The United States has officially elected the most sensitive man in the country to serve as president. Not sensitive to the needs of others, the way a president ought to be, but sensitive to anything said about him that isn’t the equivalent of a fireworks display and a 21-gun salute. We initially suspected that he was going to handle criticism poorly, and he showed no lack of evidence when it came to his temperament, but his inability to maintain any sort of composure is showing that this job is going to crush him spiritually and intellectually.
A quick search of his name with the words ‘angry’, ‘upset’, or ‘cranky’ shows what’s happened in the past week alone. Donald Trump is ‘upset’ that Sean Spicer was played by Melissa McCarthy, because he ‘doesn’t like his people to look weak’, according to a source close to him. The implications of saying someone is weak because of gender are certainly lost on him, but the gist of this is that he was upset by a late-night weekend comedy show that he insists is ‘failing’ anyway. What else raised Trump’s dander? He’s apparently ‘upset and angry’ over the Australian refugee deal. He became angry with the New York Times, his nemesis and constant foil, over several things: one being a report that suggested he wasn’t entirely briefed over giving Bannon a spot on the National Security Council, and the other suggesting his staff doesn’t know how to turn on the lights in The White House. Let us remember that this has been all occurred in the past week alone.
His inauguration day, and the following weekend, was marked largely by his complaints over demonstrations against him, negative Twitter messages, and the fact that his inauguration was not as popular as Obama’s in 2009. In a terrifying turn of events, we became aware of his team’s concept of ‘alternative facts’, and saw that this was going to become his way of dealing with any negative press. This can’t last forever; people are beginning to catch on and see that he isn’t handling this whole president thing very well. Further reporting that he’s cranky from lack of sleep, demands to watch television at all times of the day, and was more excited about choosing window treatments than being briefed on current situations seems to point to a lack of ability to perform his duties. This man, who once said that Hillary Clinton ‘doesn’t have the stamina’ to be president, must be haunted by the fact that he’s failing in this regard.
With this in mind, there’s been talk about invoking the Twenty-Fifth Amendment, Section 4, which states that the president may be removed if he is ‘unable to discharge the powers and duties of his office’. As one might suspect, there’s a fair amount of people that need to agree to this before he’s able to be removed, and this is why it’s unlikely to be successful. While Donald Trump has not been popular, and while he has his share of foes on both sides of the aisle, this extreme measure would need to be marked by true inability to perform duties and cannot ride on reports of him being cranky. Fortunately for us, this isn’t going to be necessary.

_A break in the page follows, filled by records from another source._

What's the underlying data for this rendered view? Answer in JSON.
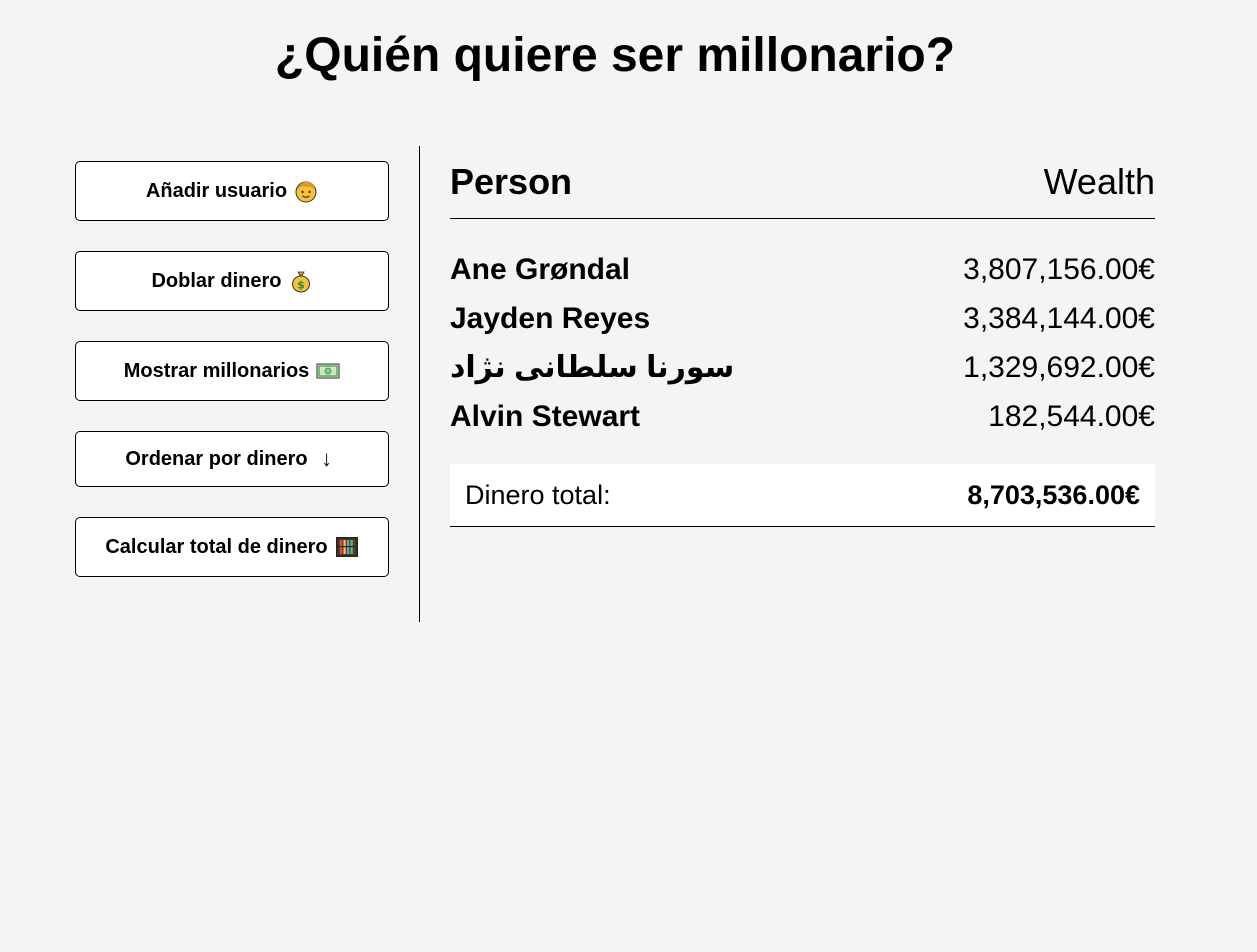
{
  "page": {
    "title": "¿Quién quiere ser millonario?"
  },
  "sidebar": {
    "buttons": [
      {
        "label": "Añadir usuario",
        "icon": "boy-face-icon"
      },
      {
        "label": "Doblar dinero",
        "icon": "money-bag-icon"
      },
      {
        "label": "Mostrar millonarios",
        "icon": "banknote-icon"
      },
      {
        "label": "Ordenar por dinero",
        "icon": "↓"
      },
      {
        "label": "Calcular total de dinero",
        "icon": "abacus-icon"
      }
    ]
  },
  "table": {
    "headers": {
      "person": "Person",
      "wealth": "Wealth"
    },
    "rows": [
      {
        "name": "Ane Grøndal",
        "wealth": "3,807,156.00€"
      },
      {
        "name": "Jayden Reyes",
        "wealth": "3,384,144.00€"
      },
      {
        "name": "سورنا سلطانی نژاد",
        "wealth": "1,329,692.00€"
      },
      {
        "name": "Alvin Stewart",
        "wealth": "182,544.00€"
      }
    ],
    "total": {
      "label": "Dinero total:",
      "value": "8,703,536.00€"
    }
  },
  "colors": {
    "background": "#f4f4f4",
    "button_bg": "#ffffff",
    "border": "#000000",
    "emoji_yellow": "#f5c335",
    "money_green": "#2e8b3d"
  }
}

We do not need to invoke this amendment because Donald Trump is going to resign. This is a man whose primary concern is being popular and hearing people clap for him, a man who continues to make speeches about national holidays focus on how much better his ratings were when he was hosting The Apprentice. He’s striving to prove to people that he’s popular and he’s liked, but eventually he will be ground down and try to find a way out when this proves fruitless. He’s going to try and tell us that we did this, that we broke a powerful, successful man through our cruel torment. He’s going to make it seem as if Alec Baldwin’s impersonation of him is in violation of Geneva Conventions, and that CNN’s coverage of him was patently false and he was unable to make anyone see the light. He’s going to try and make us feel bad for him, but we won’t. Donald Trump is not going to be impeached through a lengthy trial marked by heroic statements from lawmakers of both parties, nor is he going to be undone by his financial ties that he has yet to disclose. Donald Trump is going to resign, and he’s going to try and let us know it’s because of how much the people and ‘fake news’ hurt his feelings.